Speaking of getting out there, not many people want to go outside in the Chicago winters! When asked how they will deal with this challenge in their business Wagu Wagon joked that they wouldn't need their air conditioner in their truck over the coming months but they clearly have an advantage with the warmth of their on board kitchen and say it's no different from working in a real kitchen at a real restaurant. In the months of January and February however they plan to take the truck into the shop to get it ready for next summer which they think will be a blockbuster for their business. Luckily 5411 Empanadas started their catering business before launching a food truck and plan to focus on that end of their business during the winter time. They will also do more small daily stops rather than one big stop, plus step up their deliveries. Though on a great weather day a food truck like 5411 Empanadas will sell for 3 hours straight, during the rough winter months ahead every private holiday party and catering opportunity will contribute toward keeping all of Chicago's food trucks afloat.
With all of these challenges it's easy to wonder if it's even worth it? While Slide Ride boasts over 3500 Twitter followers and 5411 Empanadas claims three people lined up waiting for them before they get there as a result of tweeting their location, questions remain whether food trucks in Chicago are profitable and will they persist? Nadia Sherris from Sweet Ride says the parking attendants are especially tough on food trucks even though they have business licenses and they pay meters just like everyone else. Slide Ride was quick to point out food trucks can't park within 200 feet of a restaurant and are only allowed to serve between 10 am and 10 pm making things more difficult and challenging for them. Drew Wasserman pointed out in his recent article published along with his infographic a few key issues that are challenging for food trucks:

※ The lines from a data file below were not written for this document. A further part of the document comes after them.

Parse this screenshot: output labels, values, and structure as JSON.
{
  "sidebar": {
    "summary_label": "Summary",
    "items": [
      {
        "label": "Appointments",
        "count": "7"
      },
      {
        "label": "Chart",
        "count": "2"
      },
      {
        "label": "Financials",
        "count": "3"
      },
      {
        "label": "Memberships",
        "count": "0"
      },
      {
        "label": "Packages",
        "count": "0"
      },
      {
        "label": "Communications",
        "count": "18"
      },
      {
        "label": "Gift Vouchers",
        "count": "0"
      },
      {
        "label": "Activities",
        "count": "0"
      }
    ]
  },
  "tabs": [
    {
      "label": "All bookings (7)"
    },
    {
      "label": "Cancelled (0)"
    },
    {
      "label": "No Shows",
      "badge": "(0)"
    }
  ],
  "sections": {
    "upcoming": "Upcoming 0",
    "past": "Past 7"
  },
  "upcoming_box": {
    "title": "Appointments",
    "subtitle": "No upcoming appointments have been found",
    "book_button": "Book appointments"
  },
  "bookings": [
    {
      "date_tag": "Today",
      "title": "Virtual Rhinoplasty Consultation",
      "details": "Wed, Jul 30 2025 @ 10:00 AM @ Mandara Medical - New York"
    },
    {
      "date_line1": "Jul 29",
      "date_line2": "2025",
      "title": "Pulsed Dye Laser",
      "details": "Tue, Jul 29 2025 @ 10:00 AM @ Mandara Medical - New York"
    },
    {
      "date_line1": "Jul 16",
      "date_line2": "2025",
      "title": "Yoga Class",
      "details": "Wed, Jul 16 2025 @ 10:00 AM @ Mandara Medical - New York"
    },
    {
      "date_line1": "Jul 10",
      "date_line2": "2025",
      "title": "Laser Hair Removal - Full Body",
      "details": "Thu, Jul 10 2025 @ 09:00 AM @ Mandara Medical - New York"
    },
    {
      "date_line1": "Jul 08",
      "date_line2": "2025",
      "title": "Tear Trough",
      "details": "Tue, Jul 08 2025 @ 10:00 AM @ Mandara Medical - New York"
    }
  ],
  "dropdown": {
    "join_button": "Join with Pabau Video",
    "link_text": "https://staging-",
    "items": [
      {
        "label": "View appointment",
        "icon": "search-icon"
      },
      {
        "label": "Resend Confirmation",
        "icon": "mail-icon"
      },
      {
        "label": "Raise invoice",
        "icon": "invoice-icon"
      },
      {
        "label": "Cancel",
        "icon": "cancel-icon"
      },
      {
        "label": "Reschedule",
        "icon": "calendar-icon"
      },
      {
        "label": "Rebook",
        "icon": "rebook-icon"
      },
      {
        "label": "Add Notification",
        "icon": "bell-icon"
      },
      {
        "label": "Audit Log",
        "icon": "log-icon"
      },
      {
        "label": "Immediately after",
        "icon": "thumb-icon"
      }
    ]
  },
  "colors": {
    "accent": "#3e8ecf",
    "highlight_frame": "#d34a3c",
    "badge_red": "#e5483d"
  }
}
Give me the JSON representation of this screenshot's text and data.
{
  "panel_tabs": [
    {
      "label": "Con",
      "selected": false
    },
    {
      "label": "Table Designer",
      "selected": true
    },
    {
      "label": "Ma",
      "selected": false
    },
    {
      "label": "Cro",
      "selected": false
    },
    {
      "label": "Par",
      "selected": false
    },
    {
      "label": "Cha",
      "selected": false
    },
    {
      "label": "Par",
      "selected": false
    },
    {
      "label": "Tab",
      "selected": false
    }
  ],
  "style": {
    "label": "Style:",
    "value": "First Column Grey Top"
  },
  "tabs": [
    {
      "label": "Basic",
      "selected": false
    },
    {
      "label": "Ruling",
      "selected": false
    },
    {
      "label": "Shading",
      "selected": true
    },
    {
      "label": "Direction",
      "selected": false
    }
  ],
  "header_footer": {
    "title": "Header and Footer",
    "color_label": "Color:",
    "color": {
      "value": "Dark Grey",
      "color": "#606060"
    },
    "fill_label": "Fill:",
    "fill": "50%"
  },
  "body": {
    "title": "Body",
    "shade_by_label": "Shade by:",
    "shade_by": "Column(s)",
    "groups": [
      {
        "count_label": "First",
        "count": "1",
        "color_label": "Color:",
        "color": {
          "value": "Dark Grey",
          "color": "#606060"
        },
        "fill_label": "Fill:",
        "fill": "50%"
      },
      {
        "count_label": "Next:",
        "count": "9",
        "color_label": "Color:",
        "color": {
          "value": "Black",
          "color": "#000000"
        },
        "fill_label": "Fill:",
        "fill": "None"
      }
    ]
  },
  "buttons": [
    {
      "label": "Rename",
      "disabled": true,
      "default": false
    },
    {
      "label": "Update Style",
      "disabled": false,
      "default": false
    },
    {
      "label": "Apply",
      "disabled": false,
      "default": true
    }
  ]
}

* "There has been a stringent 20 year ban on all food manufacturing from a motorized vehicle while on city property.
* Local restaurants maintain political pressure to keep the ban in effect.
* Food Trucks must conform to many city health codes, such as that a front driver section must be separate from the back food preparation area.
* All food must be packaged separately and individually, which can be a tall order in the case of a large batch of cupcakes for example."
Wagu Wagon says it's easy to be profitable, but it will take them awhile to pay back debt. They have been approached for holiday season parties and they think next year will be great for them. 5411 Empanadas says it's a lot of work, but fun. Most everyone else I spoke with concurs that there are a lot of long hours involved but they are happy with their success. Meanwhile fans are crazy about the entire delicious experience.